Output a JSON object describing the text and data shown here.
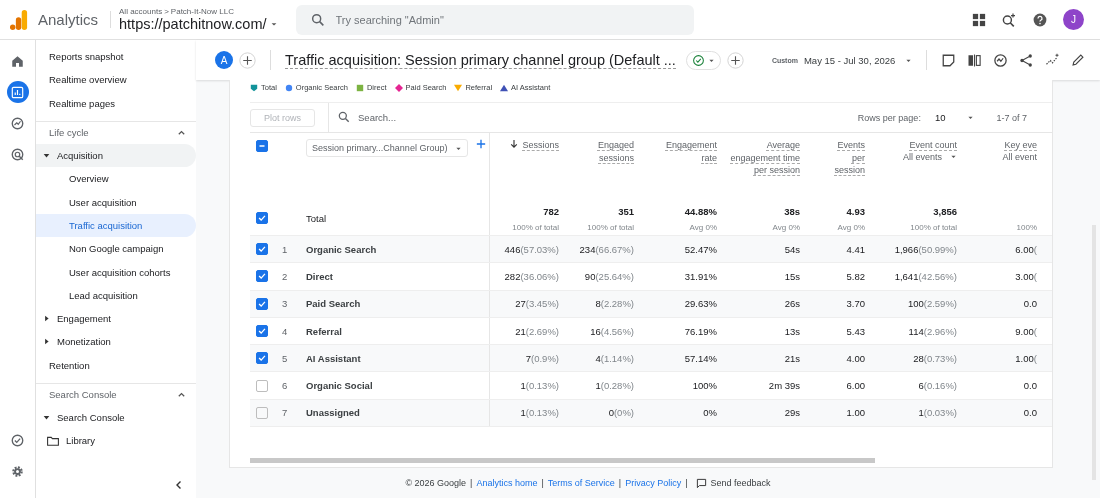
{
  "app": {
    "name": "Analytics",
    "breadcrumb_root": "All accounts",
    "breadcrumb_sep": ">",
    "account": "Patch-It-Now LLC",
    "property": "https://patchitnow.com/",
    "search_placeholder": "Try searching \"Admin\"",
    "avatar": "J"
  },
  "rail": [
    {
      "kind": "home",
      "selected": false
    },
    {
      "kind": "reports",
      "selected": true
    },
    {
      "kind": "explore",
      "selected": false
    },
    {
      "kind": "advertising",
      "selected": false
    }
  ],
  "rail_bottom": [
    {
      "kind": "admin"
    },
    {
      "kind": "settings"
    }
  ],
  "sidebar": {
    "items": [
      {
        "kind": "link",
        "label": "Reports snapshot",
        "selected": false
      },
      {
        "kind": "link",
        "label": "Realtime overview",
        "selected": false
      },
      {
        "kind": "link",
        "label": "Realtime pages",
        "selected": false
      },
      {
        "kind": "section",
        "label": "Life cycle",
        "expanded": true,
        "children": [
          {
            "kind": "group",
            "label": "Acquisition",
            "expanded": true,
            "selected": true,
            "children": [
              {
                "kind": "link",
                "label": "Overview",
                "selected": false
              },
              {
                "kind": "link",
                "label": "User acquisition",
                "selected": false
              },
              {
                "kind": "link",
                "label": "Traffic acquisition",
                "selected": true
              },
              {
                "kind": "link",
                "label": "Non Google campaign",
                "selected": false
              },
              {
                "kind": "link",
                "label": "User acquisition cohorts",
                "selected": false
              },
              {
                "kind": "link",
                "label": "Lead acquisition",
                "selected": false
              }
            ]
          },
          {
            "kind": "group",
            "label": "Engagement",
            "expanded": false,
            "selected": false
          },
          {
            "kind": "group",
            "label": "Monetization",
            "expanded": false,
            "selected": false
          },
          {
            "kind": "link",
            "label": "Retention",
            "selected": false
          }
        ]
      },
      {
        "kind": "section",
        "label": "Search Console",
        "expanded": true,
        "children": [
          {
            "kind": "group",
            "label": "Search Console",
            "expanded": true,
            "selected": false
          },
          {
            "kind": "folder",
            "label": "Library",
            "selected": false
          }
        ]
      }
    ]
  },
  "report": {
    "badge": "A",
    "title": "Traffic acquisition: Session primary channel group (Default ...",
    "compare_label": "Custom",
    "date_range": "May 15 - Jul 30, 2026"
  },
  "legend": [
    {
      "label": "Total",
      "kind": "pin",
      "color": "#12939a"
    },
    {
      "label": "Organic Search",
      "kind": "circle",
      "color": "#4285f4"
    },
    {
      "label": "Direct",
      "kind": "square",
      "color": "#7cb342"
    },
    {
      "label": "Paid Search",
      "kind": "diamond",
      "color": "#e52592"
    },
    {
      "label": "Referral",
      "kind": "triangle-down",
      "color": "#f9ab00"
    },
    {
      "label": "AI Assistant",
      "kind": "triangle",
      "color": "#3f51b5"
    }
  ],
  "table": {
    "plot_rows": "Plot rows",
    "search_placeholder": "Search...",
    "rows_per_page_label": "Rows per page:",
    "rows_per_page": "10",
    "pagination": "1-7 of 7",
    "header_partial": true,
    "dimension": "Session primary...Channel Group)",
    "total_label": "Total",
    "total_checked": true,
    "columns": [
      {
        "label": "Sessions",
        "sorted": true
      },
      {
        "label": "Engaged sessions",
        "sorted": false
      },
      {
        "label": "Engagement rate",
        "sorted": false
      },
      {
        "label": "Average engagement time per session",
        "sorted": false
      },
      {
        "label": "Events per session",
        "sorted": false
      },
      {
        "label": "Event count",
        "sublabel": "All events",
        "sorted": false
      },
      {
        "label": "Key eve",
        "sublabel": "All event",
        "sorted": false
      }
    ],
    "totals": [
      {
        "value": "782",
        "sub": "100% of total"
      },
      {
        "value": "351",
        "sub": "100% of total"
      },
      {
        "value": "44.88%",
        "sub": "Avg 0%"
      },
      {
        "value": "38s",
        "sub": "Avg 0%"
      },
      {
        "value": "4.93",
        "sub": "Avg 0%"
      },
      {
        "value": "3,856",
        "sub": "100% of total"
      },
      {
        "sub": "100%"
      }
    ],
    "rows": [
      {
        "rank": "1",
        "name": "Organic Search",
        "checked": true,
        "cells": [
          {
            "value": "446",
            "share": "(57.03%)"
          },
          {
            "value": "234",
            "share": "(66.67%)"
          },
          {
            "value": "52.47%"
          },
          {
            "value": "54s"
          },
          {
            "value": "4.41"
          },
          {
            "value": "1,966",
            "share": "(50.99%)"
          },
          {
            "value": "6.00",
            "share": "("
          }
        ]
      },
      {
        "rank": "2",
        "name": "Direct",
        "checked": true,
        "cells": [
          {
            "value": "282",
            "share": "(36.06%)"
          },
          {
            "value": "90",
            "share": "(25.64%)"
          },
          {
            "value": "31.91%"
          },
          {
            "value": "15s"
          },
          {
            "value": "5.82"
          },
          {
            "value": "1,641",
            "share": "(42.56%)"
          },
          {
            "value": "3.00",
            "share": "("
          }
        ]
      },
      {
        "rank": "3",
        "name": "Paid Search",
        "checked": true,
        "cells": [
          {
            "value": "27",
            "share": "(3.45%)"
          },
          {
            "value": "8",
            "share": "(2.28%)"
          },
          {
            "value": "29.63%"
          },
          {
            "value": "26s"
          },
          {
            "value": "3.70"
          },
          {
            "value": "100",
            "share": "(2.59%)"
          },
          {
            "value": "0.0"
          }
        ]
      },
      {
        "rank": "4",
        "name": "Referral",
        "checked": true,
        "cells": [
          {
            "value": "21",
            "share": "(2.69%)"
          },
          {
            "value": "16",
            "share": "(4.56%)"
          },
          {
            "value": "76.19%"
          },
          {
            "value": "13s"
          },
          {
            "value": "5.43"
          },
          {
            "value": "114",
            "share": "(2.96%)"
          },
          {
            "value": "9.00",
            "share": "("
          }
        ]
      },
      {
        "rank": "5",
        "name": "AI Assistant",
        "checked": true,
        "cells": [
          {
            "value": "7",
            "share": "(0.9%)"
          },
          {
            "value": "4",
            "share": "(1.14%)"
          },
          {
            "value": "57.14%"
          },
          {
            "value": "21s"
          },
          {
            "value": "4.00"
          },
          {
            "value": "28",
            "share": "(0.73%)"
          },
          {
            "value": "1.00",
            "share": "("
          }
        ]
      },
      {
        "rank": "6",
        "name": "Organic Social",
        "checked": false,
        "cells": [
          {
            "value": "1",
            "share": "(0.13%)"
          },
          {
            "value": "1",
            "share": "(0.28%)"
          },
          {
            "value": "100%"
          },
          {
            "value": "2m 39s"
          },
          {
            "value": "6.00"
          },
          {
            "value": "6",
            "share": "(0.16%)"
          },
          {
            "value": "0.0"
          }
        ]
      },
      {
        "rank": "7",
        "name": "Unassigned",
        "checked": false,
        "cells": [
          {
            "value": "1",
            "share": "(0.13%)"
          },
          {
            "value": "0",
            "share": "(0%)"
          },
          {
            "value": "0%"
          },
          {
            "value": "29s"
          },
          {
            "value": "1.00"
          },
          {
            "value": "1",
            "share": "(0.03%)"
          },
          {
            "value": "0.0"
          }
        ]
      }
    ]
  },
  "footer": [
    {
      "kind": "text",
      "label": "© 2026 Google"
    },
    {
      "kind": "separator",
      "label": "|"
    },
    {
      "kind": "link",
      "label": "Analytics home"
    },
    {
      "kind": "separator",
      "label": "|"
    },
    {
      "kind": "link",
      "label": "Terms of Service"
    },
    {
      "kind": "separator",
      "label": "|"
    },
    {
      "kind": "link",
      "label": "Privacy Policy"
    },
    {
      "kind": "separator",
      "label": "|"
    },
    {
      "kind": "feedback",
      "label": "Send feedback"
    }
  ]
}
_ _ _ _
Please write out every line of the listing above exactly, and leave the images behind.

→ **THE COMPLETED TASK**:
Output a JSON object describing the text and data shown here.
{
  "app": {
    "name": "Analytics",
    "breadcrumb_root": "All accounts",
    "breadcrumb_sep": ">",
    "account": "Patch-It-Now LLC",
    "property": "https://patchitnow.com/",
    "search_placeholder": "Try searching \"Admin\"",
    "avatar": "J"
  },
  "rail": [
    {
      "kind": "home",
      "selected": false
    },
    {
      "kind": "reports",
      "selected": true
    },
    {
      "kind": "explore",
      "selected": false
    },
    {
      "kind": "advertising",
      "selected": false
    }
  ],
  "rail_bottom": [
    {
      "kind": "admin"
    },
    {
      "kind": "settings"
    }
  ],
  "sidebar": {
    "items": [
      {
        "kind": "link",
        "label": "Reports snapshot",
        "selected": false
      },
      {
        "kind": "link",
        "label": "Realtime overview",
        "selected": false
      },
      {
        "kind": "link",
        "label": "Realtime pages",
        "selected": false
      },
      {
        "kind": "section",
        "label": "Life cycle",
        "expanded": true,
        "children": [
          {
            "kind": "group",
            "label": "Acquisition",
            "expanded": true,
            "selected": true,
            "children": [
              {
                "kind": "link",
                "label": "Overview",
                "selected": false
              },
              {
                "kind": "link",
                "label": "User acquisition",
                "selected": false
              },
              {
                "kind": "link",
                "label": "Traffic acquisition",
                "selected": true
              },
              {
                "kind": "link",
                "label": "Non Google campaign",
                "selected": false
              },
              {
                "kind": "link",
                "label": "User acquisition cohorts",
                "selected": false
              },
              {
                "kind": "link",
                "label": "Lead acquisition",
                "selected": false
              }
            ]
          },
          {
            "kind": "group",
            "label": "Engagement",
            "expanded": false,
            "selected": false
          },
          {
            "kind": "group",
            "label": "Monetization",
            "expanded": false,
            "selected": false
          },
          {
            "kind": "link",
            "label": "Retention",
            "selected": false
          }
        ]
      },
      {
        "kind": "section",
        "label": "Search Console",
        "expanded": true,
        "children": [
          {
            "kind": "group",
            "label": "Search Console",
            "expanded": true,
            "selected": false
          },
          {
            "kind": "folder",
            "label": "Library",
            "selected": false
          }
        ]
      }
    ]
  },
  "report": {
    "badge": "A",
    "title": "Traffic acquisition: Session primary channel group (Default ...",
    "compare_label": "Custom",
    "date_range": "May 15 - Jul 30, 2026"
  },
  "legend": [
    {
      "label": "Total",
      "kind": "pin",
      "color": "#12939a"
    },
    {
      "label": "Organic Search",
      "kind": "circle",
      "color": "#4285f4"
    },
    {
      "label": "Direct",
      "kind": "square",
      "color": "#7cb342"
    },
    {
      "label": "Paid Search",
      "kind": "diamond",
      "color": "#e52592"
    },
    {
      "label": "Referral",
      "kind": "triangle-down",
      "color": "#f9ab00"
    },
    {
      "label": "AI Assistant",
      "kind": "triangle",
      "color": "#3f51b5"
    }
  ],
  "table": {
    "plot_rows": "Plot rows",
    "search_placeholder": "Search...",
    "rows_per_page_label": "Rows per page:",
    "rows_per_page": "10",
    "pagination": "1-7 of 7",
    "header_partial": true,
    "dimension": "Session primary...Channel Group)",
    "total_label": "Total",
    "total_checked": true,
    "columns": [
      {
        "label": "Sessions",
        "sorted": true
      },
      {
        "label": "Engaged sessions",
        "sorted": false
      },
      {
        "label": "Engagement rate",
        "sorted": false
      },
      {
        "label": "Average engagement time per session",
        "sorted": false
      },
      {
        "label": "Events per session",
        "sorted": false
      },
      {
        "label": "Event count",
        "sublabel": "All events",
        "sorted": false
      },
      {
        "label": "Key eve",
        "sublabel": "All event",
        "sorted": false
      }
    ],
    "totals": [
      {
        "value": "782",
        "sub": "100% of total"
      },
      {
        "value": "351",
        "sub": "100% of total"
      },
      {
        "value": "44.88%",
        "sub": "Avg 0%"
      },
      {
        "value": "38s",
        "sub": "Avg 0%"
      },
      {
        "value": "4.93",
        "sub": "Avg 0%"
      },
      {
        "value": "3,856",
        "sub": "100% of total"
      },
      {
        "sub": "100%"
      }
    ],
    "rows": [
      {
        "rank": "1",
        "name": "Organic Search",
        "checked": true,
        "cells": [
          {
            "value": "446",
            "share": "(57.03%)"
          },
          {
            "value": "234",
            "share": "(66.67%)"
          },
          {
            "value": "52.47%"
          },
          {
            "value": "54s"
          },
          {
            "value": "4.41"
          },
          {
            "value": "1,966",
            "share": "(50.99%)"
          },
          {
            "value": "6.00",
            "share": "("
          }
        ]
      },
      {
        "rank": "2",
        "name": "Direct",
        "checked": true,
        "cells": [
          {
            "value": "282",
            "share": "(36.06%)"
          },
          {
            "value": "90",
            "share": "(25.64%)"
          },
          {
            "value": "31.91%"
          },
          {
            "value": "15s"
          },
          {
            "value": "5.82"
          },
          {
            "value": "1,641",
            "share": "(42.56%)"
          },
          {
            "value": "3.00",
            "share": "("
          }
        ]
      },
      {
        "rank": "3",
        "name": "Paid Search",
        "checked": true,
        "cells": [
          {
            "value": "27",
            "share": "(3.45%)"
          },
          {
            "value": "8",
            "share": "(2.28%)"
          },
          {
            "value": "29.63%"
          },
          {
            "value": "26s"
          },
          {
            "value": "3.70"
          },
          {
            "value": "100",
            "share": "(2.59%)"
          },
          {
            "value": "0.0"
          }
        ]
      },
      {
        "rank": "4",
        "name": "Referral",
        "checked": true,
        "cells": [
          {
            "value": "21",
            "share": "(2.69%)"
          },
          {
            "value": "16",
            "share": "(4.56%)"
          },
          {
            "value": "76.19%"
          },
          {
            "value": "13s"
          },
          {
            "value": "5.43"
          },
          {
            "value": "114",
            "share": "(2.96%)"
          },
          {
            "value": "9.00",
            "share": "("
          }
        ]
      },
      {
        "rank": "5",
        "name": "AI Assistant",
        "checked": true,
        "cells": [
          {
            "value": "7",
            "share": "(0.9%)"
          },
          {
            "value": "4",
            "share": "(1.14%)"
          },
          {
            "value": "57.14%"
          },
          {
            "value": "21s"
          },
          {
            "value": "4.00"
          },
          {
            "value": "28",
            "share": "(0.73%)"
          },
          {
            "value": "1.00",
            "share": "("
          }
        ]
      },
      {
        "rank": "6",
        "name": "Organic Social",
        "checked": false,
        "cells": [
          {
            "value": "1",
            "share": "(0.13%)"
          },
          {
            "value": "1",
            "share": "(0.28%)"
          },
          {
            "value": "100%"
          },
          {
            "value": "2m 39s"
          },
          {
            "value": "6.00"
          },
          {
            "value": "6",
            "share": "(0.16%)"
          },
          {
            "value": "0.0"
          }
        ]
      },
      {
        "rank": "7",
        "name": "Unassigned",
        "checked": false,
        "cells": [
          {
            "value": "1",
            "share": "(0.13%)"
          },
          {
            "value": "0",
            "share": "(0%)"
          },
          {
            "value": "0%"
          },
          {
            "value": "29s"
          },
          {
            "value": "1.00"
          },
          {
            "value": "1",
            "share": "(0.03%)"
          },
          {
            "value": "0.0"
          }
        ]
      }
    ]
  },
  "footer": [
    {
      "kind": "text",
      "label": "© 2026 Google"
    },
    {
      "kind": "separator",
      "label": "|"
    },
    {
      "kind": "link",
      "label": "Analytics home"
    },
    {
      "kind": "separator",
      "label": "|"
    },
    {
      "kind": "link",
      "label": "Terms of Service"
    },
    {
      "kind": "separator",
      "label": "|"
    },
    {
      "kind": "link",
      "label": "Privacy Policy"
    },
    {
      "kind": "separator",
      "label": "|"
    },
    {
      "kind": "feedback",
      "label": "Send feedback"
    }
  ]
}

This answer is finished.